Published online: March 25, 2017
For most asthmatic children their symptoms are controlled with intermittent use of inhaled bronchodilators and/or regular low dose inhaled corticosteroids (ICS). Some children however continue to have symptoms despite these medications and their physician will elect to step up their treatment. Although these “step-up” medications have been available for children for almost 20 years there still remains controversy as to which option is the best. There are few studies comparing one option with another and relatively small numbers of children in trials. A recent meta-analysis of all the trials was also unable to draw any firm conclusions.
In a study recently published in The Journal of Allergy and Clinical Immunology: In Practice, Murray and colleagues compared the effectiveness of step-up therapies from low-dose ICS in a real-life pediatric population. They used historical data from primary care databases (Optimum Patient Care Research Database and Clinical Practice Research Databases) in the United Kingdom (including approximately 15% of UK children). Children (5-12 years) in the database with a diagnosis of asthma who were taking ICS were identified at their first step up of treatment and were included if they had a year of data before and after the step up date in the database.
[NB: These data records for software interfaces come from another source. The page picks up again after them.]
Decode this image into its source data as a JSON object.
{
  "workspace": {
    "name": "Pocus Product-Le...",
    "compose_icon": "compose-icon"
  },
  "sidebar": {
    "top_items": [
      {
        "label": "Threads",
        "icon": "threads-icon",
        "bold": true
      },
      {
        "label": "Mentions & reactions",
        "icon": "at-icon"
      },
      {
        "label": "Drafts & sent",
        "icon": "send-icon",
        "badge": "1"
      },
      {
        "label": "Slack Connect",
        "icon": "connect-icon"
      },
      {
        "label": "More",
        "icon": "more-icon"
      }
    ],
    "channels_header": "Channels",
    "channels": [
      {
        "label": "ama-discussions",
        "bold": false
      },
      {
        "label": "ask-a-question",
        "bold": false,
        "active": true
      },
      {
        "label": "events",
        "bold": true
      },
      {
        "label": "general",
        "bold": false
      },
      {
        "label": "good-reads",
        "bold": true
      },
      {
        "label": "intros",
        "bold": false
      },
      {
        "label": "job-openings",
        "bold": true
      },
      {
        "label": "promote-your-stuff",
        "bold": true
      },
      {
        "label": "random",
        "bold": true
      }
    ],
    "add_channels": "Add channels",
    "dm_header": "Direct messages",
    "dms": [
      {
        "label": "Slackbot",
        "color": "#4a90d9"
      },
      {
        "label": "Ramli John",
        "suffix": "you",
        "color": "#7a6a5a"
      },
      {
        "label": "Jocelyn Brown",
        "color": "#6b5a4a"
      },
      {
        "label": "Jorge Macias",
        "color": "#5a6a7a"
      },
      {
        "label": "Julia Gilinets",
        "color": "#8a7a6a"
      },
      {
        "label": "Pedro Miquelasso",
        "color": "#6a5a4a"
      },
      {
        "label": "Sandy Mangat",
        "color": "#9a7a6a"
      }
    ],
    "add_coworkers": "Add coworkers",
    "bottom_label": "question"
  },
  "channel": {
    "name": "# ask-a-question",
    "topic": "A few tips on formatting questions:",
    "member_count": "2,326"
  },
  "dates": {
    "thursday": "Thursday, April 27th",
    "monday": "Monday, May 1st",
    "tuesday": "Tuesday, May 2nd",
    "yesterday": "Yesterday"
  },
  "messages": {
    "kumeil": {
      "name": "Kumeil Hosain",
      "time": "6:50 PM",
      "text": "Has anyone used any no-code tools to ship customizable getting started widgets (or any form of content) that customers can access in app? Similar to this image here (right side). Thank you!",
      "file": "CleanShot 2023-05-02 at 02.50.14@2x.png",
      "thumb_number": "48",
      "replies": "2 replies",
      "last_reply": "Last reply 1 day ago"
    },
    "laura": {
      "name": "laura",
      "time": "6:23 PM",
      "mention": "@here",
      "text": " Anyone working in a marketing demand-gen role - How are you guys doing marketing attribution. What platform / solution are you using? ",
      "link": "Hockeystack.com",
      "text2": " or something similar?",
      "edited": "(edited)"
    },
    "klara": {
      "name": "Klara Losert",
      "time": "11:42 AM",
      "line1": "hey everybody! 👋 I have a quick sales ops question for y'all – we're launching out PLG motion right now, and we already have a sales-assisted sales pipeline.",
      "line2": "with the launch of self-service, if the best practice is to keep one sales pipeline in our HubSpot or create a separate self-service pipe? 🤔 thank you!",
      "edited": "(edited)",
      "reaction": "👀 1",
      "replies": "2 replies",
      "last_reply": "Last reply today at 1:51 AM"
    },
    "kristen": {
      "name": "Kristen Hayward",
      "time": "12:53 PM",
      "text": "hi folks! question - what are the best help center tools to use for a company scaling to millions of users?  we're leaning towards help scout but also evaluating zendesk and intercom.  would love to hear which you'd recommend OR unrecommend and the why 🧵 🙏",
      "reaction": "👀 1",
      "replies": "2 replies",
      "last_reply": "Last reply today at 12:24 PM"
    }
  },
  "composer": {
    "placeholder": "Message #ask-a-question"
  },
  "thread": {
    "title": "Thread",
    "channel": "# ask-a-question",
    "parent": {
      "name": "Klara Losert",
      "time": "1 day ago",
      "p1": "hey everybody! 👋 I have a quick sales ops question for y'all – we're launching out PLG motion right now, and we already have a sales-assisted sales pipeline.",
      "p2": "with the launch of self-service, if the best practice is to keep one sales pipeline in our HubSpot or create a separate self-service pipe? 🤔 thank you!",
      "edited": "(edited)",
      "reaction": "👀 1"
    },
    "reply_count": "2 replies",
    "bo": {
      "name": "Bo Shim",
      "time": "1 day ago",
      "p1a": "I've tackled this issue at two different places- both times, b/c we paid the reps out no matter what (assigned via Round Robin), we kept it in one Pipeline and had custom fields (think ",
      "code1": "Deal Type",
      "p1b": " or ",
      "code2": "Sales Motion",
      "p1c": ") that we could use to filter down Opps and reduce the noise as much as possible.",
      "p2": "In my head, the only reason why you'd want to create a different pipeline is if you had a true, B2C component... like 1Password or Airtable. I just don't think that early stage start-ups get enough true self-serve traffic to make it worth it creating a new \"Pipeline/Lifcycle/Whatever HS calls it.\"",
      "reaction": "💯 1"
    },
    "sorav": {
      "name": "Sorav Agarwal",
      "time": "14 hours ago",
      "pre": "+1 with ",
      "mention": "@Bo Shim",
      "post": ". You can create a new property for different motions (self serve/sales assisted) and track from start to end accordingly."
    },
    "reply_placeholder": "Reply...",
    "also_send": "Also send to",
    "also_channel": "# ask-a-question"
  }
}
Eligible children from the increase ICS and LTRA step-up groups were separately matched (1 to 1) on key demographic and asthma-related characteristics during the baseline year to children from the FDC step-up group. Outcomes, including severe asthma exacerbation rate (ATS/ERS definition) and asthma control (no exacerbations and low reliever treatment use), in the following year were then compared between the two matched groups.
Exacerbation rates improved in all children and were similar between the FDC group and the increased ICS group, and between the FDC and the LTRA groups. However, overall asthma control was improved in the FDC group compared with both the increased ICS and the LTRA groups.
Using this real-life dataset resulted in a study considerably larger than even the published met-analysis but its retrospective nature meant that the outcomes reported were not necessarily comparable to those usually reported in prospective randomized controlled trials. The findings of this study suggest that all three “step-up” treatments have beneficial effects in children. All treatments appeared to produce benefits in reducing exacerbation rates in children with asthma. Changing to FDC however, may result in better overall asthma control over LTRA or increased ICS principally driven by lower reliever treatment usage.
The Journal of Allergy and Clinical Immunology: In Practice is an official journal of the AAAAI, focusing on practical information for the practicing clinician.